List the lines of this listing that hold the word "icon".

===== DATA SHOWN

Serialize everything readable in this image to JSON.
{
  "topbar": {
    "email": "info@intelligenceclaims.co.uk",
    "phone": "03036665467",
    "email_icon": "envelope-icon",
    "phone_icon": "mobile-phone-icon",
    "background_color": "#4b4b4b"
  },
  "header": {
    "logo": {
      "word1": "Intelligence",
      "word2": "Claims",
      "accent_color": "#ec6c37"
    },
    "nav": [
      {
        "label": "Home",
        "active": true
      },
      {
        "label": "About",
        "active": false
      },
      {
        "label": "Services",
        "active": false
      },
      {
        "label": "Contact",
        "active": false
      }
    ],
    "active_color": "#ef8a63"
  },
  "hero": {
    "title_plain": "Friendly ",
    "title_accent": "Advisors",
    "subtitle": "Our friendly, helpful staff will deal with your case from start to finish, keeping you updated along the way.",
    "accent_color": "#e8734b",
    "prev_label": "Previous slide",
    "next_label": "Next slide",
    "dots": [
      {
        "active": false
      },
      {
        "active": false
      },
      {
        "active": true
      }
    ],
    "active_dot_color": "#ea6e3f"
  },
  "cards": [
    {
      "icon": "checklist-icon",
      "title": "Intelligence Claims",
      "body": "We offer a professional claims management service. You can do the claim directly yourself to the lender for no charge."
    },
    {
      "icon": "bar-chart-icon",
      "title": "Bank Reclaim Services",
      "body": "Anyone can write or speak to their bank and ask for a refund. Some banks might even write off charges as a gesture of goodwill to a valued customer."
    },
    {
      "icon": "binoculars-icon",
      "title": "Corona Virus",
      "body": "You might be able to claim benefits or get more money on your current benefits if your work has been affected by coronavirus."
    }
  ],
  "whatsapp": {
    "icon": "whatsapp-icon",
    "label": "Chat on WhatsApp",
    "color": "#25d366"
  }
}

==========
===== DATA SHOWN

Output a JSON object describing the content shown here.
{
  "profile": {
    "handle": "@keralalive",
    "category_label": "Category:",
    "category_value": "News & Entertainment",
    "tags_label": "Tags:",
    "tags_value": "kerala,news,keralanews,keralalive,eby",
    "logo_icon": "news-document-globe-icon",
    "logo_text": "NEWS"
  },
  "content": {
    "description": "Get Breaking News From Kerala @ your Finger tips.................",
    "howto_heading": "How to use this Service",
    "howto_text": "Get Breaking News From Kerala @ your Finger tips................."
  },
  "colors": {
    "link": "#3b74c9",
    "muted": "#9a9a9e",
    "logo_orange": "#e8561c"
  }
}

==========

### [EXPECTED ANSWER]
    "email_icon": "envelope-icon",
    "phone_icon": "mobile-phone-icon",
      "icon": "checklist-icon",
      "icon": "bar-chart-icon",
      "icon": "binoculars-icon",
    "icon": "whatsapp-icon",
    "logo_icon": "news-document-globe-icon",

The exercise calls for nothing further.